I was very interested to read your journal post about the story of Mme Elizabeth. I find it very baffling that victims of domestic violence deny or even defend their perpetrators' abuse, but I have nothing but compassion for them, as I know you do too. She must be so very afraid. Living with someone who is abusive corrodes one's sense of worth and even faith in one's own sanity and reality over time. That must be what has happened to Mme. Elizabeth. It is so tragic.

I wholeheartedly agree with you when you write: "Each time we try to cover up the perpetrators’ of violence, we contribute to promote the cycle of violence, each time we find out that these things are happening and don’t speak up we contribute to promote the cycle of violence, and even when we have solutions and don’t offer them,we contribute to violence against women."

What a powerful, true statement.

YES, we all MUST speak up when we witness or even merely suspect violence against anyone. The victims of violence and more silent, insidious forms of abuse that happens "under the radar" need to know that someone notices, someone cares and that what is happening is NOT normal or acceptable.
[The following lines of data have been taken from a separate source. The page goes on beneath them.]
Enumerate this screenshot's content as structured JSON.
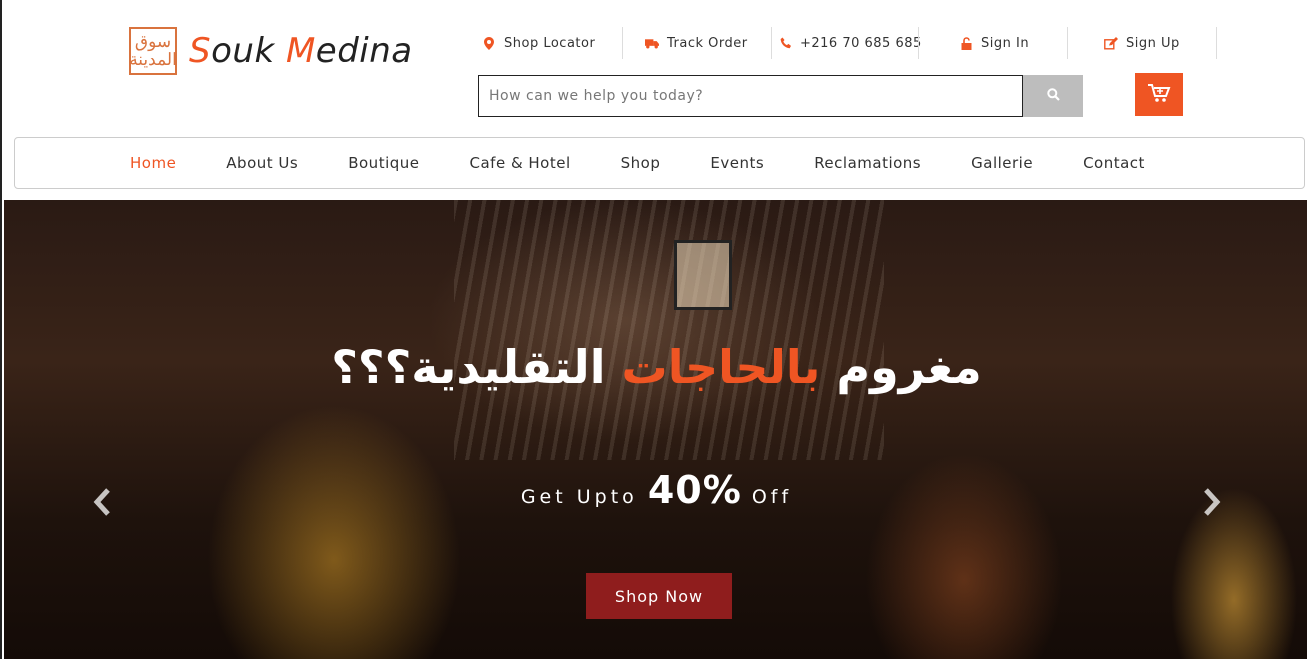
{
  "header": {
    "logo_mark": "سوق المدينة",
    "brand_first_initial": "S",
    "brand_first_rest": "ouk ",
    "brand_second_initial": "M",
    "brand_second_rest": "edina"
  },
  "top_links": [
    {
      "label": "Shop Locator",
      "icon": "map-marker-icon"
    },
    {
      "label": "Track Order",
      "icon": "truck-icon"
    },
    {
      "label": "+216 70 685 685",
      "icon": "phone-icon"
    },
    {
      "label": "Sign In",
      "icon": "unlock-icon"
    },
    {
      "label": "Sign Up",
      "icon": "edit-icon"
    }
  ],
  "search": {
    "placeholder": "How can we help you today?"
  },
  "nav": {
    "items": [
      "Home",
      "About Us",
      "Boutique",
      "Cafe & Hotel",
      "Shop",
      "Events",
      "Reclamations",
      "Gallerie",
      "Contact"
    ],
    "active": "Home"
  },
  "hero": {
    "title_start": "مغروم ",
    "title_accent": "بالحاجات",
    "title_end": " التقليدية؟؟؟",
    "sub_prefix": "Get Upto ",
    "sub_big": "40%",
    "sub_suffix": " Off",
    "cta": "Shop Now"
  },
  "colors": {
    "accent": "#ef5523",
    "cta": "#8f1d1d",
    "search_button": "#bdbdbd"
  }
}
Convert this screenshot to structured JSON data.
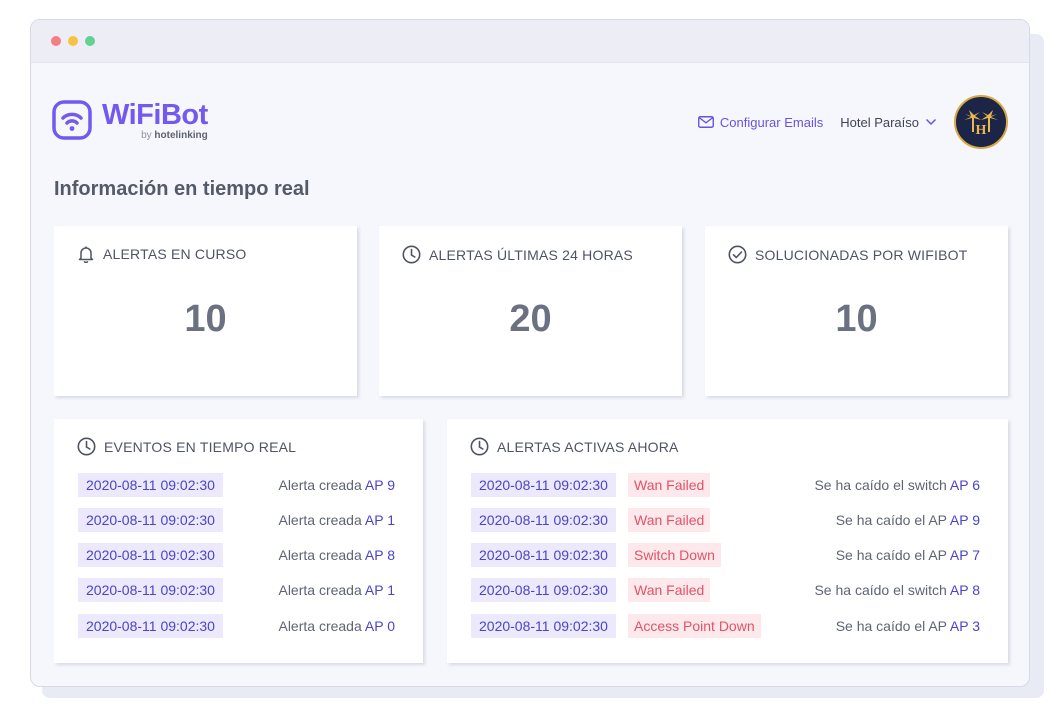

We also have to do our best to let them know that we understand; we do not judge; we are there for them 100%, regardless of whether they choose to stay with their abuser or not. Waking up to what is occurring in a relationship is not as simple as walking away. There are decades of conditioning at play, and learned helplessness/low self-esteem to be reckoned with. With enough care and compassion and validation, women can learn that they are worth so much more than what they've settled for.

You have given me much to think about Linda. Thank you for your wise words.

Love, Susan

"I wish I could show you when you are lonely or in darkness the astonishing light of your own being." -Hafiz

I totally agree,the victims of violence need to know that someone notices, someone cares and that what is happening is NOT normal or acceptable.Mme Elizabeth is just one of the thousands of victims out there.It is very normal to find victims of violence in Cameroon behave in a similar way .

and yes 'With enough care and compassion and validation, women can learn that they are worth so much more than what they've settled for.'I think this reminds me that I have a lot of work to do.I have a friend who wants to counsel victims of violence but she cannot find them.i cannot continue to contribute to violence against women,i must find them and take them to someone who cares and wants to show them that they are worth so much more than what they've settled for.

Ngobesing Linda The Voice with sound quality queen of eloquence